- On the right, in home tenant
As written above, M365 Defender is not honoring Azure Lighthouse and M365D access is granted through Azure AD B2B user identities & groups that can be configured in the M365D management portal (security.microsoft.com) ‘permissions & roles’ section & Azure AD Identity Governance, more info here.
Azure AD Identity Protection (IPC)
Consider configuring IPC policies so that guest users are in scope, or create separate policies for MSSP users with Conditional Access. Take in to account:
- The user risk for B2B collaboration users is evaluated at their home directory.
- The real-time sign-in risk for these users is evaluated at the resource directory when they try to access the resource.
Conditional Access – Allowed Locations
In general, consider allowing admins to authenticate only from certain locations and with strong-factor authentication.
Conditional Access – App Control
In the Conditional Access & MCAS policy side configure policies that are targeted to groups containing MSSP Analysts identities. As a pre-requisite I imported the MSSP groups to MCAS.
Cloud App Security (MCAS) Session Proxy
Experimental testing of leveraging MCAS as protection mechanism, pay attention to key takeaways.
If the customer organization has MCAS deployed I would definitely leverage that one as a protection mechanism in MSSP scenario. The MCAS session proxy, together with Azure AD Conditional Access would helps you to monitor (or even block certain activities) the sessions with session policies.
To achieve aforementioned scenario you need to to add M365 Defender aka Microsoft XDR aka security.microsoft.com to Cloud App Security as a conditional access application that you can redirect the traffic to app to session proxy, and scope your policies to it.

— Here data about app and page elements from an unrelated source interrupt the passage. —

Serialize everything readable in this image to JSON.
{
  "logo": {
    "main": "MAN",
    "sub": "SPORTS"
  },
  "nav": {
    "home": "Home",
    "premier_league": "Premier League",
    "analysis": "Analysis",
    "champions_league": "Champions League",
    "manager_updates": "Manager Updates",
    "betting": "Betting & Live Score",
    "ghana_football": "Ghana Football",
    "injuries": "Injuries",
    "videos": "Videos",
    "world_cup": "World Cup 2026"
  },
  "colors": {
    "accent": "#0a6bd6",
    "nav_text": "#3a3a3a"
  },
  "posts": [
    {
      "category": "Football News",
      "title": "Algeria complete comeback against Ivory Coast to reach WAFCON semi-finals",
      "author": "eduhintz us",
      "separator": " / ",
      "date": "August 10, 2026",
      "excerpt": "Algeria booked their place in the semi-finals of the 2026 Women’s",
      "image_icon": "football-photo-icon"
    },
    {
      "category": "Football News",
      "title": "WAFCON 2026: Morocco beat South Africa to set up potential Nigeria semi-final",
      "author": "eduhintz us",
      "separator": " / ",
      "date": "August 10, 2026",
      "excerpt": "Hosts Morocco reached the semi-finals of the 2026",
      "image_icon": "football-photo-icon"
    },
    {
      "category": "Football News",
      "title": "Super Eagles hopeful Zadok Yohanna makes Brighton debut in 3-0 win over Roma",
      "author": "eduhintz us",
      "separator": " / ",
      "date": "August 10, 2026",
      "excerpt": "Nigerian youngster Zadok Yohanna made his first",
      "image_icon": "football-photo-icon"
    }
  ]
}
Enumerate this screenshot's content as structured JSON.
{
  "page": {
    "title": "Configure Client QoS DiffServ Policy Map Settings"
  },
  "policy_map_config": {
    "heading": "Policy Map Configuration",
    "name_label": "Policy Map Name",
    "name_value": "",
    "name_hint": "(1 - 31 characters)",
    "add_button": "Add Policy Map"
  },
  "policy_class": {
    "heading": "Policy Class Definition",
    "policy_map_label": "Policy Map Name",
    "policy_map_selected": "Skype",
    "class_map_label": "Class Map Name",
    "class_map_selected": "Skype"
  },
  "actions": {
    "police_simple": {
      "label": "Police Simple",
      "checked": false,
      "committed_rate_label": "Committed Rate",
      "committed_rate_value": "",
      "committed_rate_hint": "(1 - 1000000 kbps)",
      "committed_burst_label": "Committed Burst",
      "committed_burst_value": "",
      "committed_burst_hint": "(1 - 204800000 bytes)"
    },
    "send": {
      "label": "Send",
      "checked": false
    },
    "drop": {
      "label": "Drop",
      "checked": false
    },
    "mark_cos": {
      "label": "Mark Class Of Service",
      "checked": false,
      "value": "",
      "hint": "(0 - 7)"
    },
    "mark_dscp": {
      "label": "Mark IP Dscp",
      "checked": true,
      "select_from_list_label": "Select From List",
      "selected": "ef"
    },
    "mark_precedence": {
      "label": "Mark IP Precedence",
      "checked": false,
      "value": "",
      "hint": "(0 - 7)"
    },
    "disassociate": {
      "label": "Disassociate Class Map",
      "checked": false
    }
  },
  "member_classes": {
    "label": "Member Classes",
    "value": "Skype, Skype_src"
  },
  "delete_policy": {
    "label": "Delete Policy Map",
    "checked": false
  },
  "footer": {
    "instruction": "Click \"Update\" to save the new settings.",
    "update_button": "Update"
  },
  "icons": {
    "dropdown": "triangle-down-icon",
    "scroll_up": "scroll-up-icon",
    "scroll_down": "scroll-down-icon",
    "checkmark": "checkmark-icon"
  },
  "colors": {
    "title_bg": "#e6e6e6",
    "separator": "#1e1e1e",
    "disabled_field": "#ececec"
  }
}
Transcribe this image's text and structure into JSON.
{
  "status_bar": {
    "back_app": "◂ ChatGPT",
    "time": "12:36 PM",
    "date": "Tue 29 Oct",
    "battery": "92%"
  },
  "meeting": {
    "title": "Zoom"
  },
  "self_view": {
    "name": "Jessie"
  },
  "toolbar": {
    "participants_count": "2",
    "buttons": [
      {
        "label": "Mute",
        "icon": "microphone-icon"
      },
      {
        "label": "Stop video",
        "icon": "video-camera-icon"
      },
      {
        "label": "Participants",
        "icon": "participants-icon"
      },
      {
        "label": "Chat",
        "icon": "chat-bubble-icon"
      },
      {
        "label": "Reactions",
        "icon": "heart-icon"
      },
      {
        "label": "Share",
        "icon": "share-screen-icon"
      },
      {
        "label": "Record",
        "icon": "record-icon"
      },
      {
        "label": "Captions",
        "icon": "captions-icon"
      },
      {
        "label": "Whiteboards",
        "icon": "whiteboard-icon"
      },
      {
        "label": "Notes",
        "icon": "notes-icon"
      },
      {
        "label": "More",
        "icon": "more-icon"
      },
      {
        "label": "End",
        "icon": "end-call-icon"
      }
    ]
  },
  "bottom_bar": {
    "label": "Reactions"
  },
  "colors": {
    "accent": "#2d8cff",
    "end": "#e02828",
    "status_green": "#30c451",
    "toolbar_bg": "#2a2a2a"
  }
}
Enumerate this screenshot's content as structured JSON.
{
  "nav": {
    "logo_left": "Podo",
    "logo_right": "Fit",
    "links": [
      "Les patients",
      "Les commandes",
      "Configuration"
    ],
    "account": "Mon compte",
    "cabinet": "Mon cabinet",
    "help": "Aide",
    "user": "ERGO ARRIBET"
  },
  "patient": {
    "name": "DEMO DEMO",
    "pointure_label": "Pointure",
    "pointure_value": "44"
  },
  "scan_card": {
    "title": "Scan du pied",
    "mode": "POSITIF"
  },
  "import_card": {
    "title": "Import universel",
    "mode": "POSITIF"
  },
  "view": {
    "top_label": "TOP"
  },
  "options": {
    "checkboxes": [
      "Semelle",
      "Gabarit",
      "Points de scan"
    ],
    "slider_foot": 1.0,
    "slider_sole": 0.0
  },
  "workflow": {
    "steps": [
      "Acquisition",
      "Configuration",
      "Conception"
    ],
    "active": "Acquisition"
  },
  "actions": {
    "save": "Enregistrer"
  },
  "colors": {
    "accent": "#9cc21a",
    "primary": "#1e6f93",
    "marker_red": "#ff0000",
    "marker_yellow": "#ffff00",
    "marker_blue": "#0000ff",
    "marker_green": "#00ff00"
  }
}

Session Proxy Description- docs.microsoft.com
Conditional Access App Control replaces all the relevant URLs, Java scripts, and cookies within the app session with Microsoft Cloud App Security URLs. For example, if the app returns a page with links whose domains end with myapp.com, Conditional Access App Control replaces the links with domains ending with something like
myapp.com.mcas.ms. This way the entire session is monitored by Microsoft Cloud App Security.
User Experience in MCAS Scenario
MCAS jumps in the game when the analyst is accessing from Azure Sentinel to M365 Defender portal (security.microsoft.com). Conditional Access policies will be evaluated and the policy will redirect to the MCAS proxy as seen on picture 2. When landing to M365 Defender the MCAS Conditional Access App control has done its magic whic can be seen in the browser URL field.
From MCAS Activity Log you can easily filter out MSSP’s SOC Analyst activities based on access & session controls.
- Use MCAS with session proxy in MSSP scenario, it adds extra layer of protection and possibilities.
- Keep in mind that MCAS doesn’t cover all client scenarios, only browser based traffic
- Onboard M365 Defender as custom app to MCAS if you want to achieve the scenario
- + create Azure AD Conditional Access policy for MSSP users
- Be patient, in my environment it took a while before it started to work as expected
- Consider configuring authentication session policies for your admins – Configure authentication session management – Azure Active Directory | Microsoft Docs
- Passwordless such as FIDO was left out on purpose here. I will address passwordless scenario in B2B context in different blog post.
|Customer tenant||Deploy Azure Policies|
– Audit delegation scopes of a managing tenant
– Allow managing tenant ids to onboard through Azure Lighthouse
|Customer tenant||Restrict MSSP access only from allowed location(s) with strong-factor authentication||Conditional Access|
|Customer tenant||Protect browser based access with CA & MCAS|
– MCAS doesn’t cover all possible scenarios
Cloud App Security
|MSSP tenant||Use Privileged Access Groups (PAG’s) for managing, limiting & monitoring the access to the customer environment||Privileged Identity Management (PIM) + Privileged Access Groups (PAG)|
|MSSP tenant||Harden Azure AD tenant||Azure AD settings|
|MSSP tenant||Strengthen identity security posture||Azure AD security controls, Conditional Access,|
Hope this helps when planning MSSP access either in service provider or customer side.